tively few people rely on Jesus, the Prince of
Peace, to achieve that goal. True pacifism is very
difficult and requires an abiding, unshakable
So, if the birth of Jesus is not the sole factor
for Christmas, what drives some of the other ex-
pressions – food drives, toys for tots and other
generous actions? The season also brings bright
colors during winter’s gloom, glorious music,
gifts and more.
Today, brightly lit Christmas trees are consid-
ered to be Christian symbols, even though they
derived from pagan celebrations of the winter
solstice to welcome the coming of longer (and
brighter) days. Hanukkah, often called the Festi-

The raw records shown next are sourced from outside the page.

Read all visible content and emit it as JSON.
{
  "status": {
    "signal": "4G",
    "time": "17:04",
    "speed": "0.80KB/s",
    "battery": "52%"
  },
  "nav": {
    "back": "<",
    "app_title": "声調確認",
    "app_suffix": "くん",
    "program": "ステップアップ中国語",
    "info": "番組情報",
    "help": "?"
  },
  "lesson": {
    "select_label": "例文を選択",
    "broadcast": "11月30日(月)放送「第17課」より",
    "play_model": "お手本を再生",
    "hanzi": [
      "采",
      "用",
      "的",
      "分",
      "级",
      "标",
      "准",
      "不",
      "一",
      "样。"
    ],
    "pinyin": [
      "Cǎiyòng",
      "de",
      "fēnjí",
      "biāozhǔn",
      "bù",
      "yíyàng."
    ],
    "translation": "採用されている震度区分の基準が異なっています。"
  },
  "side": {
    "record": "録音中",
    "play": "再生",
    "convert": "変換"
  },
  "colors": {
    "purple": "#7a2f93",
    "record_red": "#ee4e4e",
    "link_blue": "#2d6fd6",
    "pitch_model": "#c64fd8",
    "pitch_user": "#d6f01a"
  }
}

val of Light, is a multifaceted Jewish celebration
of victory over conquerors, rededication of the
temple, and the miracle of olive oil that lit candles
for eight days when there was enough oil for only
The basis of gift giving is much easier to ex-
plain because the Christmas story includes the
three kings who brought gifts to the infant Jesus.
That lovely idea has been horribly abused by ad-
vertising that loudly trumpets the “perfect” gift.
Santa Claus, we know, isn’t part of the Biblical
Christmas story. But with centuries of tales about
winter surprises and gifts, no matter what any-
one says, Santa Claus is as real today as he was
Now, after spending a lot of time learning
about the elements of Christmas, I find that I re-
ally don’t care about their derivation. I love the
lights, the colors, the music, the food and most of
all, the spirit of Christmas.
I hope that everyone, everywhere, will some-
day enjoy a world of peace and have a very…